START Records to process

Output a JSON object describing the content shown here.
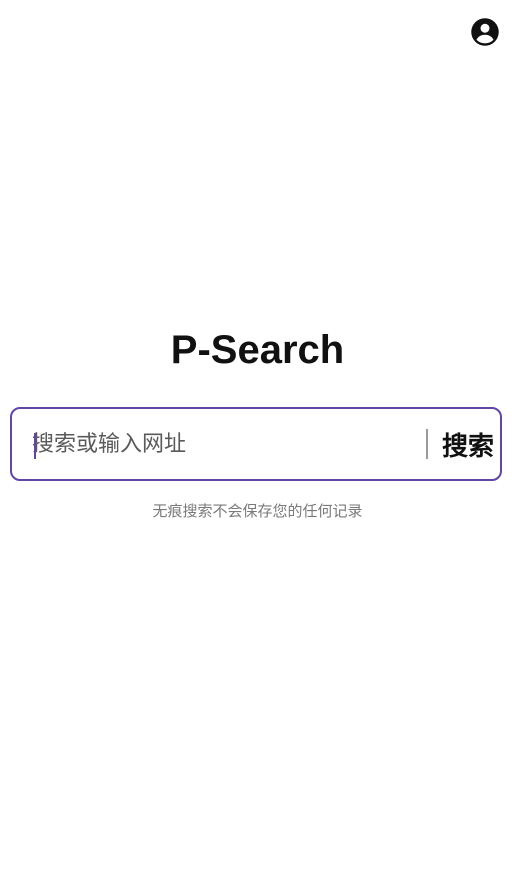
{
  "header": {
    "account_icon": "account-circle-icon"
  },
  "main": {
    "title": "P-Search",
    "search": {
      "placeholder": "搜索或输入网址",
      "value": "",
      "button_label": "搜索"
    },
    "hint": "无痕搜索不会保存您的任何记录"
  },
  "colors": {
    "accent": "#5f46a8",
    "title": "#111111",
    "hint": "#7a7a7a"
  }
}
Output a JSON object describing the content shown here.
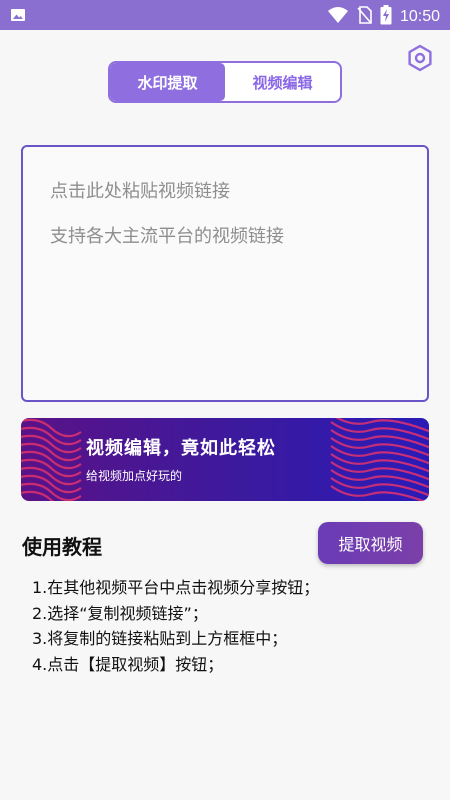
{
  "status_bar": {
    "time": "10:50",
    "icons": [
      "image-icon",
      "wifi-icon",
      "no-sim-icon",
      "battery-charging-icon"
    ]
  },
  "header": {
    "settings_icon": "hexagon-settings-icon"
  },
  "tabs": [
    {
      "label": "水印提取",
      "active": true
    },
    {
      "label": "视频编辑",
      "active": false
    }
  ],
  "link_input": {
    "placeholder_line1": "点击此处粘贴视频链接",
    "placeholder_line2": "支持各大主流平台的视频链接"
  },
  "banner": {
    "title": "视频编辑，竟如此轻松",
    "subtitle": "给视频加点好玩的"
  },
  "tutorial": {
    "title": "使用教程",
    "extract_button": "提取视频",
    "steps": [
      "1.在其他视频平台中点击视频分享按钮；",
      "2.选择“复制视频链接”；",
      "3.将复制的链接粘贴到上方框框中；",
      "4.点击【提取视频】按钮；"
    ]
  },
  "colors": {
    "accent": "#8f6fe0",
    "status_bar": "#8a6fd0",
    "border": "#6a54c8",
    "button": "#6a3cb7"
  }
}
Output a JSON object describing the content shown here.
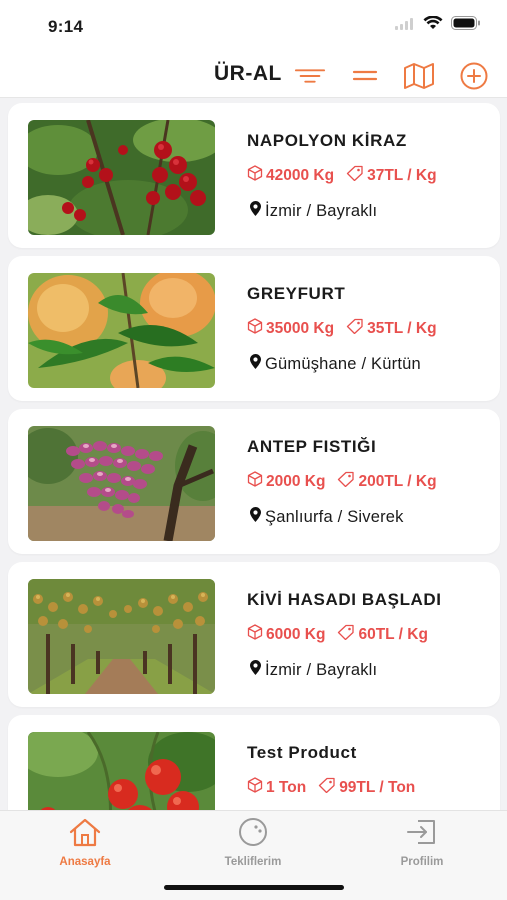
{
  "status_bar": {
    "time": "9:14"
  },
  "header": {
    "title": "ÜR-AL",
    "icons": [
      "filter-icon",
      "menu-icon",
      "map-icon",
      "add-circle-icon"
    ],
    "accent_color": "#EE7A43"
  },
  "products": [
    {
      "title": "NAPOLYON KİRAZ",
      "quantity": "42000 Kg",
      "price": "37TL / Kg",
      "location": "İzmir / Bayraklı",
      "image": "cherry-tree-photo"
    },
    {
      "title": "GREYFURT",
      "quantity": "35000 Kg",
      "price": "35TL / Kg",
      "location": "Gümüşhane / Kürtün",
      "image": "grapefruit-tree-photo"
    },
    {
      "title": "ANTEP FISTIĞI",
      "quantity": "2000 Kg",
      "price": "200TL / Kg",
      "location": "Şanlıurfa / Siverek",
      "image": "pistachio-cluster-photo"
    },
    {
      "title": "KİVİ HASADI BAŞLADI",
      "quantity": "6000 Kg",
      "price": "60TL / Kg",
      "location": "İzmir / Bayraklı",
      "image": "kiwi-orchard-photo"
    },
    {
      "title": "Test Product",
      "quantity": "1 Ton",
      "price": "99TL / Ton",
      "location": "",
      "image": "tomato-plant-photo"
    }
  ],
  "tab_bar": {
    "tabs": [
      {
        "label": "Anasayfa",
        "icon": "home-icon",
        "active": true
      },
      {
        "label": "Tekliflerim",
        "icon": "offers-icon",
        "active": false
      },
      {
        "label": "Profilim",
        "icon": "login-icon",
        "active": false
      }
    ]
  },
  "colors": {
    "price_red": "#E8504E",
    "accent_orange": "#EE7A43",
    "inactive_gray": "#9A9A9A"
  }
}
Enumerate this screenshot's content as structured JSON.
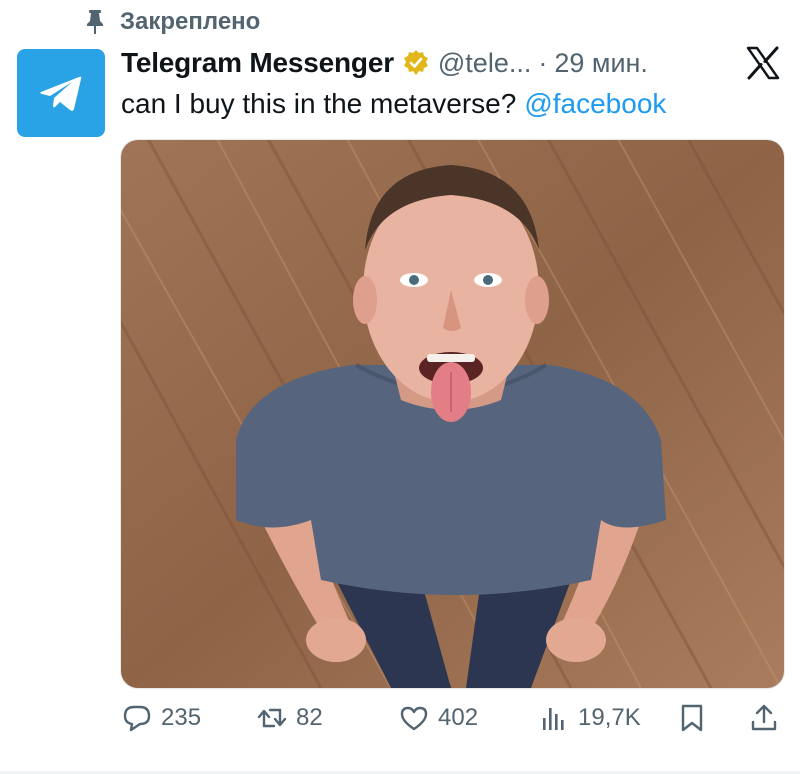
{
  "pinned": {
    "label": "Закреплено",
    "icon": "pin-icon"
  },
  "tweet": {
    "author": {
      "display_name": "Telegram Messenger",
      "handle": "@tele...",
      "verified": true,
      "avatar_icon": "telegram-plane-icon",
      "avatar_color": "#2aa3e6",
      "verified_color": "#e2b719"
    },
    "separator": "·",
    "time": "29 мин.",
    "text": "can I buy this in the metaverse?",
    "mention": "@facebook",
    "media": {
      "type": "photo",
      "alt_icon": "photo-icon"
    },
    "actions": {
      "reply_count": "235",
      "retweet_count": "82",
      "like_count": "402",
      "views_count": "19,7K"
    }
  },
  "brand": {
    "logo_icon": "x-logo-icon"
  },
  "colors": {
    "text_primary": "#0f1419",
    "text_secondary": "#536471",
    "link": "#1d9bf0"
  }
}
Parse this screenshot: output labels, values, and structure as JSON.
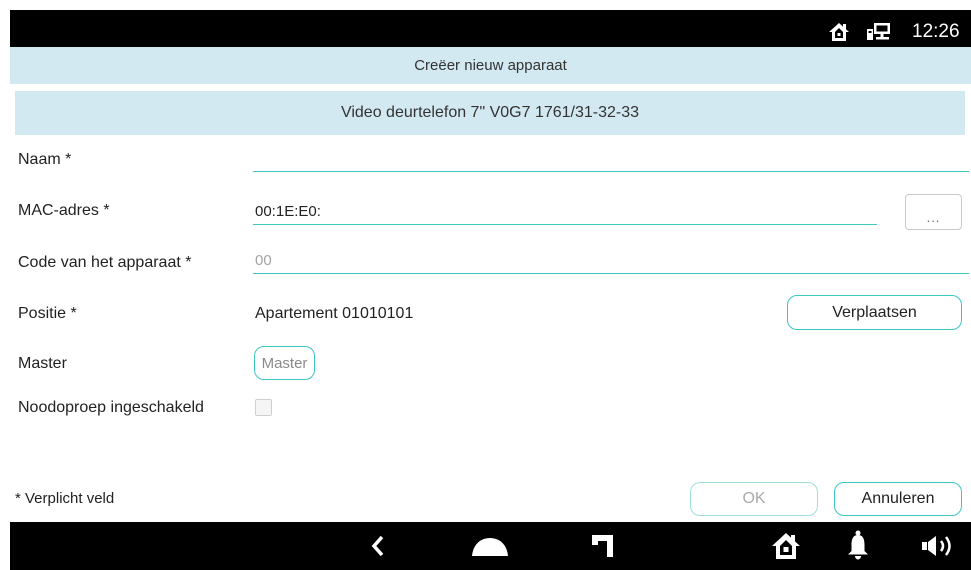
{
  "status_bar": {
    "time": "12:26",
    "icons": [
      "home-icon",
      "network-icon"
    ]
  },
  "header": {
    "title": "Creëer nieuw apparaat"
  },
  "device": {
    "model": "Video deurtelefon 7\" V0G7 1761/31-32-33"
  },
  "form": {
    "name": {
      "label": "Naam *",
      "value": ""
    },
    "mac": {
      "label": "MAC-adres *",
      "value": "00:1E:E0:",
      "button_label": "..."
    },
    "code": {
      "label": "Code van het apparaat *",
      "value": "",
      "placeholder": "00"
    },
    "position": {
      "label": "Positie *",
      "value": "Apartement 01010101",
      "button_label": "Verplaatsen"
    },
    "master": {
      "label": "Master",
      "button_label": "Master"
    },
    "emergency_call": {
      "label": "Noodoproep ingeschakeld",
      "checked": false
    }
  },
  "footer": {
    "required_note": "* Verplicht veld",
    "ok_label": "OK",
    "ok_enabled": false,
    "cancel_label": "Annuleren"
  },
  "nav_bar": {
    "icons": [
      "back-icon",
      "home-dome-icon",
      "recent-apps-icon",
      "house-icon",
      "bell-icon",
      "volume-icon"
    ]
  },
  "colors": {
    "accent": "#3cc7c3",
    "header_background": "#d2e9f1",
    "system_bar": "#000000"
  }
}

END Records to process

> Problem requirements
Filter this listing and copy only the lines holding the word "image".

> Solution for this task
      "image-icon",
      "image": "cherry-tree-photo"
      "image": "grapefruit-tree-photo"
      "image": "pistachio-cluster-photo"
      "image": "kiwi-orchard-photo"
      "image": "tomato-plant-photo"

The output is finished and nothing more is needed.